They get grimy, dirty, smelly and can be some of the dirtiest things in your home. What are they? Your kitchen appliances! But with some everyday household items and a little bit of elbow grease, your kitchen appliances can look and smell like new for many years to come.   To clean your dishwasher: Regularly clean the seams and liner of your dishwasher this will help reduce bacteria buildup and improve its effectiveness. Scour the inside of your dishwasher with a pad dipped in baking soda to remove residue and stains from the interior surface and crevices of your dishwasher. Run a regular cycle of wash with lemonade. The ascorbic acid will help remove any remaining buildup, and leave your dishwasher smelling clean and fresh. To clean your oven/range: Loosen baked-on food inside your oven using a plastic spatula. Use the juice from two squeezed lemons to clean your oven. Place the juice into an oven safe dish, throw in the lemon remains and bake 30 minutes at 250 degrees. Now you have a clean and fresh smelling oven. To clean your refrigerator: Clean your refrigerator monthly. Remove all of the food from your refrigerator and discarding items that are aged or expired. Create a paste from ½ cup of baking soda with 1 tbsp of vinegar. Apply the paste to a soft scouring pad, and scrub. Wipe away any residue with a damp sponge, Vacuum the undercarriage of your fridge. Wipe down the outside with warm water and vinegar. Keep baking soda at the back of fridge to help keep it smelling fresh. There is no need for fancy cleaning products the things you have around the house will do just fine.  Do you have any other tips for keeping your kitchen spic and span?

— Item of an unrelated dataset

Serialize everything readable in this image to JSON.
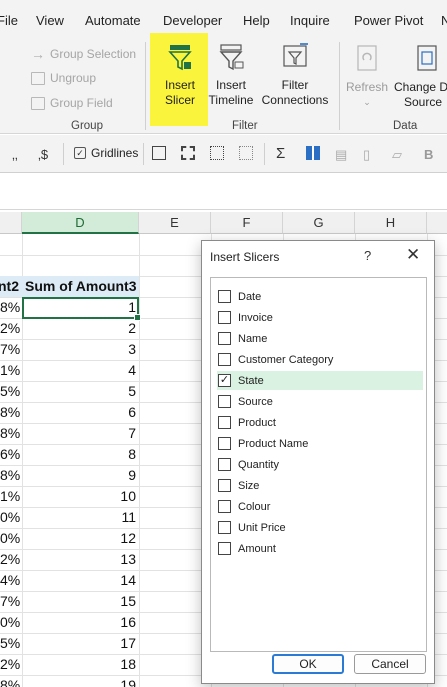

Posted by Cove Real Estate on 5/2/2014

House plants can significantly improve the dynamic of a room.  While some are purely decorative, there are others that can have a dramatic effect on air and indoor pollution levels.  If you are planning on making a few botanical additions to your home, then why not get the added benefit of choosing plants that will work for you, as well as providing an aesthetic benefit?  Here are a few to get you started. Golden Pothos - This vine-like plant is very easy to grow, requiring very little light, and can survive quite comfortably if you happen to forget to water it on a regular basis.  With regular fertilizing, this plant becomes a fast-growing vine that looks fantastic in any room.  Clippings can be taken, put in water, and will develop root structures in as little as a few days.  Because this is a submersible plant, it is also popular with aquarium enthusiasts.  In addition, this plant is a heavy oxygen producer, and can also remove benzene, formaldehyde, and xylene from your air. Peace Lilies - Interestingly enough, these houseplants are not true lilies. These attractive members of the Araceae family need only a little light and water in order to survive, and produce brilliant flowers. Rubber Tree - While used as houseplants in North America, these plants have an interesting use in India; the roots are guided over chasms in order to create what is commonly referred to as living bridges.  These plants prefer bright sunlight, and while they can withstand infrequent watering quite well, they will thrive if given enough moisture. Weeping Fig - This is the official tree of Bangkok, Thailand.  In a study by NASA, this plant was shown to effectively remove airborne toxins from its environment.  This plant thrives in warm, sunny conditions, but can also tolerate low-light conditions fairly well.  If it is moved to a new room, it will shed a large number of its leaves, and replace them with new leaves in response to the change in light conditions.  While it is adaptive to changes in light, care should be taken not to place it in an area where it will be subjected to strong, cold drafts.  This plant is also popular among bonsai enthusiasts for its aesthetic properties. Snake Plant - Also known as "mother-in-law's tongue", this plant has been recognized in the same NASA study as one of the best plants to remove indoor air pollution.  Like other pollution-reducing plants, this one can survive quite well with low light levels and irregular watering.  Care should be taken not to over water this species, as the root structure is fairly sensitive. For further reading, you can pick up the book How To Grow Fresh Air, by B.C. Wolverton.